--- Information ---
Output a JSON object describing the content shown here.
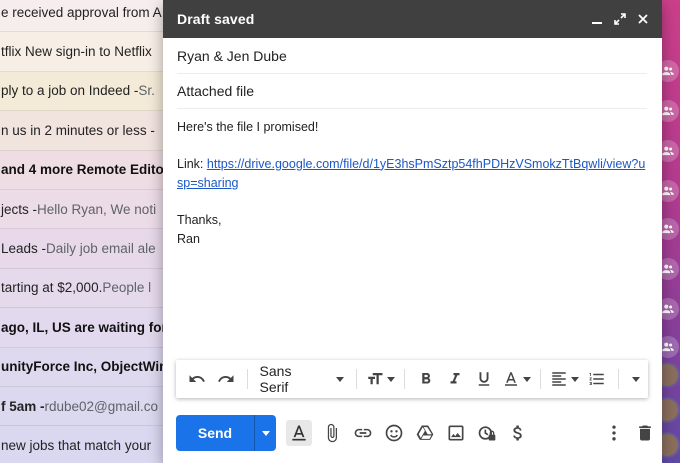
{
  "inbox": {
    "rows": [
      {
        "subject": "e received approval from A",
        "snippet": "",
        "bold": false,
        "bg": "#f6eeec"
      },
      {
        "subject": "tflix New sign-in to Netflix",
        "snippet": "",
        "bold": false,
        "bg": "#f7efe6"
      },
      {
        "subject": "ply to a job on Indeed - ",
        "snippet": "Sr.",
        "bold": false,
        "bg": "#f4ead8"
      },
      {
        "subject": "n us in 2 minutes or less - ",
        "snippet": "",
        "bold": false,
        "bg": "#f1e3de"
      },
      {
        "subject": "and 4 more Remote Edito",
        "snippet": "",
        "bold": true,
        "bg": "#efdde4"
      },
      {
        "subject": "jects - ",
        "snippet": "Hello Ryan, We noti",
        "bold": false,
        "bg": "#ecdce8"
      },
      {
        "subject": "Leads - ",
        "snippet": "Daily job email ale",
        "bold": false,
        "bg": "#e7d9ea"
      },
      {
        "subject": "tarting at $2,000. ",
        "snippet": "People l",
        "bold": false,
        "bg": "#e5daec"
      },
      {
        "subject": "ago, IL, US are waiting for",
        "snippet": "",
        "bold": true,
        "bg": "#e3d9ee"
      },
      {
        "subject": "unityForce Inc, ObjectWin",
        "snippet": "",
        "bold": true,
        "bg": "#dfd9ef"
      },
      {
        "subject": "f 5am - ",
        "snippet": "rdube02@gmail.co",
        "bold": false,
        "bg": "#dcd8ef",
        "subject_bold": true
      },
      {
        "subject": "new jobs that match your",
        "snippet": "",
        "bold": false,
        "bg": "#d9d8f0"
      }
    ]
  },
  "compose": {
    "title": "Draft saved",
    "to": "Ryan & Jen Dube",
    "subject": "Attached file",
    "body_line1": "Here's the file I promised!",
    "link_label": "Link: ",
    "link_url": "https://drive.google.com/file/d/1yE3hsPmSztp54fhPDHzVSmokzTtBqwli/view?usp=sharing",
    "closing": "Thanks,",
    "signature": "Ran"
  },
  "toolbar": {
    "font": "Sans Serif",
    "icons": [
      "undo-icon",
      "redo-icon",
      "text-size-icon",
      "bold-icon",
      "italic-icon",
      "underline-icon",
      "text-color-icon",
      "align-icon",
      "numbered-list-icon",
      "more-formatting-icon"
    ]
  },
  "bottom_bar": {
    "send_label": "Send",
    "icons": [
      "formatting-options-icon",
      "attach-icon",
      "link-icon",
      "emoji-icon",
      "drive-icon",
      "photo-icon",
      "confidential-icon",
      "dollar-icon",
      "more-options-icon",
      "trash-icon"
    ]
  },
  "colors": {
    "header_bg": "#404040",
    "send_blue": "#1a73e8",
    "link_blue": "#1a58c9"
  }
}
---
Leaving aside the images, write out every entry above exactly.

Output a JSON object describing the content shown here.
{
  "inbox": {
    "rows": [
      {
        "subject": "e received approval from A",
        "snippet": "",
        "bold": false,
        "bg": "#f6eeec"
      },
      {
        "subject": "tflix New sign-in to Netflix",
        "snippet": "",
        "bold": false,
        "bg": "#f7efe6"
      },
      {
        "subject": "ply to a job on Indeed - ",
        "snippet": "Sr.",
        "bold": false,
        "bg": "#f4ead8"
      },
      {
        "subject": "n us in 2 minutes or less - ",
        "snippet": "",
        "bold": false,
        "bg": "#f1e3de"
      },
      {
        "subject": "and 4 more Remote Edito",
        "snippet": "",
        "bold": true,
        "bg": "#efdde4"
      },
      {
        "subject": "jects - ",
        "snippet": "Hello Ryan, We noti",
        "bold": false,
        "bg": "#ecdce8"
      },
      {
        "subject": "Leads - ",
        "snippet": "Daily job email ale",
        "bold": false,
        "bg": "#e7d9ea"
      },
      {
        "subject": "tarting at $2,000. ",
        "snippet": "People l",
        "bold": false,
        "bg": "#e5daec"
      },
      {
        "subject": "ago, IL, US are waiting for",
        "snippet": "",
        "bold": true,
        "bg": "#e3d9ee"
      },
      {
        "subject": "unityForce Inc, ObjectWin",
        "snippet": "",
        "bold": true,
        "bg": "#dfd9ef"
      },
      {
        "subject": "f 5am - ",
        "snippet": "rdube02@gmail.co",
        "bold": false,
        "bg": "#dcd8ef",
        "subject_bold": true
      },
      {
        "subject": "new jobs that match your",
        "snippet": "",
        "bold": false,
        "bg": "#d9d8f0"
      }
    ]
  },
  "compose": {
    "title": "Draft saved",
    "to": "Ryan & Jen Dube",
    "subject": "Attached file",
    "body_line1": "Here's the file I promised!",
    "link_label": "Link: ",
    "link_url": "https://drive.google.com/file/d/1yE3hsPmSztp54fhPDHzVSmokzTtBqwli/view?usp=sharing",
    "closing": "Thanks,",
    "signature": "Ran"
  },
  "toolbar": {
    "font": "Sans Serif",
    "icons": [
      "undo-icon",
      "redo-icon",
      "text-size-icon",
      "bold-icon",
      "italic-icon",
      "underline-icon",
      "text-color-icon",
      "align-icon",
      "numbered-list-icon",
      "more-formatting-icon"
    ]
  },
  "bottom_bar": {
    "send_label": "Send",
    "icons": [
      "formatting-options-icon",
      "attach-icon",
      "link-icon",
      "emoji-icon",
      "drive-icon",
      "photo-icon",
      "confidential-icon",
      "dollar-icon",
      "more-options-icon",
      "trash-icon"
    ]
  },
  "colors": {
    "header_bg": "#404040",
    "send_blue": "#1a73e8",
    "link_blue": "#1a58c9"
  }
}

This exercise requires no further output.